Tuesday, May 31, 2016

Talent > Practice

One of the most inane ideas to get a lot of press coverage over the past decade was the assertion that anybody can get good at anything with 10,000 hours of practice.

To that I say, nuts. Talent matters.

No amount of practice would make me a good singer, mathematician, draftsman, or politician. I've been playing basketball regularly for 40 years, and I am still awful. I was better when I was younger, fitter, and had less experience.

And now comes some real data to back up what everyone already knew about talent and practice: talent matters much more.
A new meta analysis in Perspectives in Psychological Science looked at 33 studies on the relationship between deliberate practice and athletic achievement, and found that practice just doesn't matter that much.

More precisely, the analysis found, practice can account for 18 percent of the difference in athletic success. Put another way, if we compare batting averages between two baseball players, the amount of time the players spent in the batting cage would only account for 18 percent of the reason why one player's average is better than the other.
At the elite level, they find that differences in the amount of time spent practicing account for only 1% of the difference in ability. No surprise there; Michael Jordan worked hard, but not notably harder than the average professional athlete. All elite athletes work hard, but very few of them are Michael Jordan or Lionel Messi.

Yes, there are studies that show people who are good at things have practiced a lot more than people who are bad at them. It does take practice to master any complex activity. But I think the main reason highly accomplished people have practiced more is that they realize early on that they are good and have the potential to be even better, which is a terrific incentive to practice. I have a relative who was a professional dancer for years, in a modern dance troupe, and she was picked out by her teachers as having real potential when she was only four years old. By the time she was 18 she had put in a lot of hours, but that was because she was talented, not the other way around.


G. Verloren said...

There seems to be a strange resistance among many people to the notion that perhaps not all men are created equal.
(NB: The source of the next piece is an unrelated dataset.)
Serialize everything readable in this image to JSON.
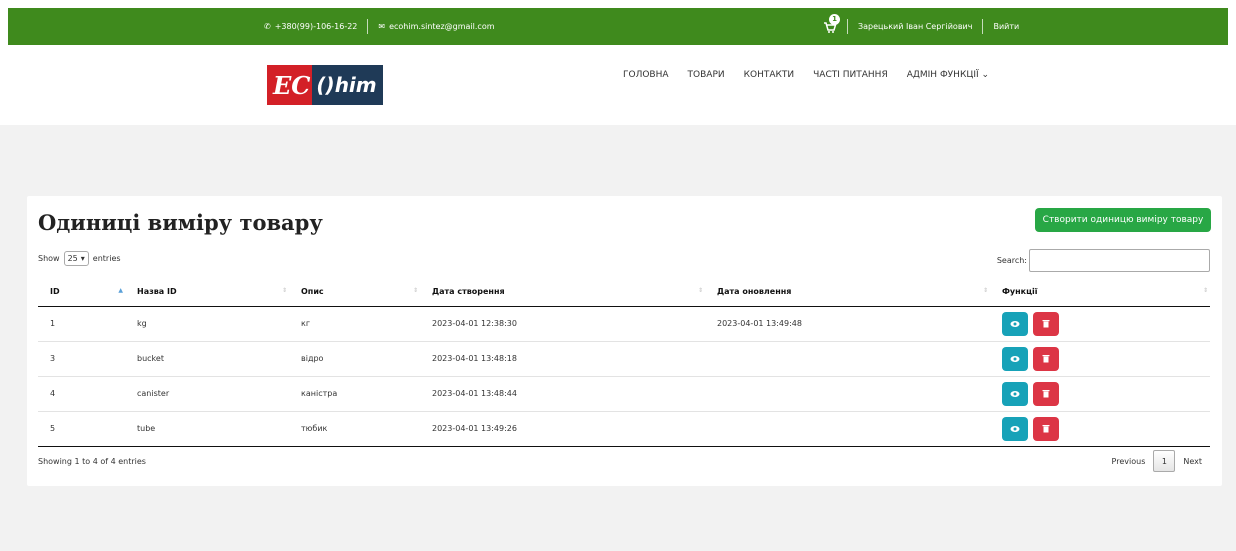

Treating people as equals despite their differences is, in my mind, one of the highest virtues and the duty of all decent people, but the fact remains that we are not all equal, and do not all live and operate in the same ways. The most obvious cases are the most extreme - a blind person experiences the world in a way most sighted people will never understand unless they make an effort to step into their shoes to walk a proverbial mile. But even subtle and slight differences matter - even things as minor as our dominant hands, or the particular calibration of our taste buds - and in general I feel we don't do a good enough job recognizing and respecting people's inherent differences.

Practice is important for establishing competance, no one can deny that. A person without talent for a task can, with practice, become at least basically proficient in it. For example, I'm an awful artist and my penmanship is fairly poor as well, but I'm certain if I practiced more I could make decent improvements and reach a modest level of aptitude. But at the same time, I realize I'm never, ever going to be more than modest - I simply don't have the knack for art-by-hand, and it would be unrealistic to expect to reach levels of true skill.

And I'm fine with that. There are other things which I'm better at, which I have more natural talent for, that I enjoy more, and which I actually want to improve in. And there's only so much time to spend on improving oneself, so why devote ten thousand hours to becoming a modest artist when I could instead spend it on furthering my actual talents and interests?

That's of course not to say you should -never- bother practicing something new or different that you don't feel you have a talent for. There's absolutely no shame in taking the time to become "merely modest" at something if you truly enjoy it or get something of value out of it. Despite my lack of talent, I think I'd like to some day take up painting in the style of Bob Ross - nothing fancy, nothing "great", just simple pictures that are only meant to please myself, and which I can enjoy the time I spend painting them as a form of relaxation and perhaps even introspection. If your focus isn't competition or pushing the limits, but merely self fulfillment and enjoying something different, then any goal can be worthwhile, talent or no.

szopen said...

"There seems to be a strange resistance among many people to the notion that perhaps not all men are created equal."

Try to mention that "g" is mostly heritable in a room full of progressives :)